**Prompt:** Write out all entries word for word.

[Items from an interface collection]
........
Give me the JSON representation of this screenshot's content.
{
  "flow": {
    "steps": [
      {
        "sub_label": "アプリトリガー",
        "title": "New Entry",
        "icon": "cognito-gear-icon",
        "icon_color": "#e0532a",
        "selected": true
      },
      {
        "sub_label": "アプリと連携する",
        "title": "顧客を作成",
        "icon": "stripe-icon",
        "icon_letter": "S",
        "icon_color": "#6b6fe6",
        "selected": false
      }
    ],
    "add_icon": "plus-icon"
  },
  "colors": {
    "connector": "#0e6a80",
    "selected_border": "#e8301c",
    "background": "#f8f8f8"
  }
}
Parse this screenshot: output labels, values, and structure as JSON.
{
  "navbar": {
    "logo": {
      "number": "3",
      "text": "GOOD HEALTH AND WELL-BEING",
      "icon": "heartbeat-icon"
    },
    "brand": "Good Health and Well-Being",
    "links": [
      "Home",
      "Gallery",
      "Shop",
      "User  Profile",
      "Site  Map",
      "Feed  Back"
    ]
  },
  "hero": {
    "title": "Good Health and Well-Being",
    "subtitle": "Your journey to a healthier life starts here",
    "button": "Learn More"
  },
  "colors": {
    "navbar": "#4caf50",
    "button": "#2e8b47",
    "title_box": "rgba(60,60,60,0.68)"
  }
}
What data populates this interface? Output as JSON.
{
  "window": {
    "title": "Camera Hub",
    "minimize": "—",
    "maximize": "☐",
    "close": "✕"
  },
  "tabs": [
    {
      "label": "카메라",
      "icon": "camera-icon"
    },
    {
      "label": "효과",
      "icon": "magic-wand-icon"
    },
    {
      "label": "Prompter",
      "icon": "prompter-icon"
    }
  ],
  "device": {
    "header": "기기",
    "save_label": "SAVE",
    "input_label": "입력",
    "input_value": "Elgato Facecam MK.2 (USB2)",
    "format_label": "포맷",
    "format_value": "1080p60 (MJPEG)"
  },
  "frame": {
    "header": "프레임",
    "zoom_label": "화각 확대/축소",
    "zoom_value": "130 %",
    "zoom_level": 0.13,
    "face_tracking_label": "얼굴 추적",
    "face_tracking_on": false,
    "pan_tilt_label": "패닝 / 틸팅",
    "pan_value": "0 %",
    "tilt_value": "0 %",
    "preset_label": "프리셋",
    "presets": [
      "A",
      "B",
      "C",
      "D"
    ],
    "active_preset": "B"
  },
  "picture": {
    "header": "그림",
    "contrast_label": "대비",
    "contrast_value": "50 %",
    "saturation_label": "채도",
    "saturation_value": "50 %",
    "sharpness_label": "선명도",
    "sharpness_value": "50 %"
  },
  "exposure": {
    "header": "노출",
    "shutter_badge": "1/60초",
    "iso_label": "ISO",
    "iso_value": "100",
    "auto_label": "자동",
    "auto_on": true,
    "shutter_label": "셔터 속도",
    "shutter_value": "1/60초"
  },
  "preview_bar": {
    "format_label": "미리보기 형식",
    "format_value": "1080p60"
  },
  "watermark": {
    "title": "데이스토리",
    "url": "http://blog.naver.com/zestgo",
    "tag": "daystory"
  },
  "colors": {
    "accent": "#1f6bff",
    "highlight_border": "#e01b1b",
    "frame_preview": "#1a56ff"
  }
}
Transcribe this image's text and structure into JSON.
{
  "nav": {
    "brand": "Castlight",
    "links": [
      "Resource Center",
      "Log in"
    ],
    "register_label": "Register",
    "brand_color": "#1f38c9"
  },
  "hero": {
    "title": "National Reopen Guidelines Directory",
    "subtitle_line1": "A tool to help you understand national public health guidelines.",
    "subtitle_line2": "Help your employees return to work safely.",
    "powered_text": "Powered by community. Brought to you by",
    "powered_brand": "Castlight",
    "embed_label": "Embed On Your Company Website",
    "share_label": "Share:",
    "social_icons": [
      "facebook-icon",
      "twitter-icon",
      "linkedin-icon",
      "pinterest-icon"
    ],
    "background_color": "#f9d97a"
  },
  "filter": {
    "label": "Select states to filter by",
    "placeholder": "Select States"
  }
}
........
**Output for this exercise:**
Give me the JSON representation of this screenshot's content.
{
  "flow": {
    "steps": [
      {
        "sub_label": "アプリトリガー",
        "title": "New Entry",
        "icon": "cognito-gear-icon",
        "icon_color": "#e0532a",
        "selected": true
      },
      {
        "sub_label": "アプリと連携する",
        "title": "顧客を作成",
        "icon": "stripe-icon",
        "icon_letter": "S",
        "icon_color": "#6b6fe6",
        "selected": false
      }
    ],
    "add_icon": "plus-icon"
  },
  "colors": {
    "connector": "#0e6a80",
    "selected_border": "#e8301c",
    "background": "#f8f8f8"
  }
}
Parse this screenshot: output labels, values, and structure as JSON.
{
  "navbar": {
    "logo": {
      "number": "3",
      "text": "GOOD HEALTH AND WELL-BEING",
      "icon": "heartbeat-icon"
    },
    "brand": "Good Health and Well-Being",
    "links": [
      "Home",
      "Gallery",
      "Shop",
      "User  Profile",
      "Site  Map",
      "Feed  Back"
    ]
  },
  "hero": {
    "title": "Good Health and Well-Being",
    "subtitle": "Your journey to a healthier life starts here",
    "button": "Learn More"
  },
  "colors": {
    "navbar": "#4caf50",
    "button": "#2e8b47",
    "title_box": "rgba(60,60,60,0.68)"
  }
}
What data populates this interface? Output as JSON.
{
  "window": {
    "title": "Camera Hub",
    "minimize": "—",
    "maximize": "☐",
    "close": "✕"
  },
  "tabs": [
    {
      "label": "카메라",
      "icon": "camera-icon"
    },
    {
      "label": "효과",
      "icon": "magic-wand-icon"
    },
    {
      "label": "Prompter",
      "icon": "prompter-icon"
    }
  ],
  "device": {
    "header": "기기",
    "save_label": "SAVE",
    "input_label": "입력",
    "input_value": "Elgato Facecam MK.2 (USB2)",
    "format_label": "포맷",
    "format_value": "1080p60 (MJPEG)"
  },
  "frame": {
    "header": "프레임",
    "zoom_label": "화각 확대/축소",
    "zoom_value": "130 %",
    "zoom_level": 0.13,
    "face_tracking_label": "얼굴 추적",
    "face_tracking_on": false,
    "pan_tilt_label": "패닝 / 틸팅",
    "pan_value": "0 %",
    "tilt_value": "0 %",
    "preset_label": "프리셋",
    "presets": [
      "A",
      "B",
      "C",
      "D"
    ],
    "active_preset": "B"
  },
  "picture": {
    "header": "그림",
    "contrast_label": "대비",
    "contrast_value": "50 %",
    "saturation_label": "채도",
    "saturation_value": "50 %",
    "sharpness_label": "선명도",
    "sharpness_value": "50 %"
  },
  "exposure": {
    "header": "노출",
    "shutter_badge": "1/60초",
    "iso_label": "ISO",
    "iso_value": "100",
    "auto_label": "자동",
    "auto_on": true,
    "shutter_label": "셔터 속도",
    "shutter_value": "1/60초"
  },
  "preview_bar": {
    "format_label": "미리보기 형식",
    "format_value": "1080p60"
  },
  "watermark": {
    "title": "데이스토리",
    "url": "http://blog.naver.com/zestgo",
    "tag": "daystory"
  },
  "colors": {
    "accent": "#1f6bff",
    "highlight_border": "#e01b1b",
    "frame_preview": "#1a56ff"
  }
}
Transcribe this image's text and structure into JSON.
{
  "nav": {
    "brand": "Castlight",
    "links": [
      "Resource Center",
      "Log in"
    ],
    "register_label": "Register",
    "brand_color": "#1f38c9"
  },
  "hero": {
    "title": "National Reopen Guidelines Directory",
    "subtitle_line1": "A tool to help you understand national public health guidelines.",
    "subtitle_line2": "Help your employees return to work safely.",
    "powered_text": "Powered by community. Brought to you by",
    "powered_brand": "Castlight",
    "embed_label": "Embed On Your Company Website",
    "share_label": "Share:",
    "social_icons": [
      "facebook-icon",
      "twitter-icon",
      "linkedin-icon",
      "pinterest-icon"
    ],
    "background_color": "#f9d97a"
  },
  "filter": {
    "label": "Select states to filter by",
    "placeholder": "Select States"
  }
}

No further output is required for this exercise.